Studying complex, circulating digital rhetorical actions from a technofeminist lens also requires methodoogies that counter injustice and that refuse to reinforce exclusionary practices, or what Kristine Blair and Christine Tulley (2007) referred to as a "continued articulation of the powerful, yet complicated triangulation of feminist methodology, political action, and technological literacy" (p. 70). As I specifically focus on in this web text, women of color have been calling on feminists for decades to help build coalitions meant to improve the lives of all women, including queer and trans women of color (see brown, 2017; hooks, 1984; Lorde, 2007). Studying digital feminist rhetorics also offers an opportunity to center and amplify the experiences and innovations of women of color and to actively work against systemic racism, rather than implicitly reproducing it as is all too common when women of color are not centered in the discourse (Carey, 2018; Gutenson & Bachelor Robinson, 2016; Kynard, 2010). Those of us who analyze activist rhetorics from a position of privilege need to do this work while amplifying the strategies and voices of those who are multiply marginalized, but we cannot continue to place the work of enacting intersectional feminist praxes only on these communities, while ignoring the need for others such as white women to take on more of the responsibility. Thus, in this web text, I offer some ways forward for privileged allies to enact greater rhetorical awareness when studying technofeminist activist rhetorics across differences.
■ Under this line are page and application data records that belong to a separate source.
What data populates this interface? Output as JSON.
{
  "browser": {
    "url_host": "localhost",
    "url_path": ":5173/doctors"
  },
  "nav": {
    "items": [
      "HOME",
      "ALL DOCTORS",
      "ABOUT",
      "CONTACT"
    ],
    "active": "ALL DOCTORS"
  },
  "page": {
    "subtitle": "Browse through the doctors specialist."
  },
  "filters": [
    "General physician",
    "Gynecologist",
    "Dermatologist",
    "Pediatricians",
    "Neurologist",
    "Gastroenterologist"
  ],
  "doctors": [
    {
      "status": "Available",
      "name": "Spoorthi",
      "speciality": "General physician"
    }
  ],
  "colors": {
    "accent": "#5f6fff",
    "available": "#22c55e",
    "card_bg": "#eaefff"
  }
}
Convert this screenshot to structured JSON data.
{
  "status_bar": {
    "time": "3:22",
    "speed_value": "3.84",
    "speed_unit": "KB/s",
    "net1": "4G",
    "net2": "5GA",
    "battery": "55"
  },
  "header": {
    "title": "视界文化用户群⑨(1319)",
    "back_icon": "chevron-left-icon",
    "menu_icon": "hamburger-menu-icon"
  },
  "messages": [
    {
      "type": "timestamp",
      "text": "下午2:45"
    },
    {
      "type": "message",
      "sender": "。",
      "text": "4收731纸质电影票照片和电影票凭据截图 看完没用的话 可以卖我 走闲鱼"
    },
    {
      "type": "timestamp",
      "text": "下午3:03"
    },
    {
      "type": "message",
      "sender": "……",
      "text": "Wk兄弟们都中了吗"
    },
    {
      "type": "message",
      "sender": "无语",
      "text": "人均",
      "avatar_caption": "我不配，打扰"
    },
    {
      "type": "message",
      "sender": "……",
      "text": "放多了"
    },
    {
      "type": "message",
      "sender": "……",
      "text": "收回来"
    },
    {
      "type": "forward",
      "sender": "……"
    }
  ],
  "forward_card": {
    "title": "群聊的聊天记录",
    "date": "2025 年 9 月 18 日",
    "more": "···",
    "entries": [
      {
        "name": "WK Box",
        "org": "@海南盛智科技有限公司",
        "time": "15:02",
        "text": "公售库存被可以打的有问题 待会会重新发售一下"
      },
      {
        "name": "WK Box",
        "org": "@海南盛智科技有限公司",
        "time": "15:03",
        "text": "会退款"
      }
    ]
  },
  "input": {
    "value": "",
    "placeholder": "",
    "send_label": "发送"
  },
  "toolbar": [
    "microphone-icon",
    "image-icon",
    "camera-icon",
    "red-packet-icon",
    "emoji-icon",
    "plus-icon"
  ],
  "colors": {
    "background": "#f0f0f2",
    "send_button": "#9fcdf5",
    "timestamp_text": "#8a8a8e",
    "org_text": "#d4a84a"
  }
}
The rest of this web text is organized as follows: In the next section, I explore my positionality in relation to the Women's March and its circulation. Then, I outline a framework for disrupting white feminisms in the uptake of the Women's March. I apply this framework in the "Accountability" section by using accountability to vulnerable communities as a measure of efficacy for feminist rhetorics. Overall, I hope to use the Women's March as an occasion for thought for feminist rhetoricians about how we might work across differential axes of privilege and oppression to study the movement of protest rhetoric while maintaining accountability to vulnerable communities.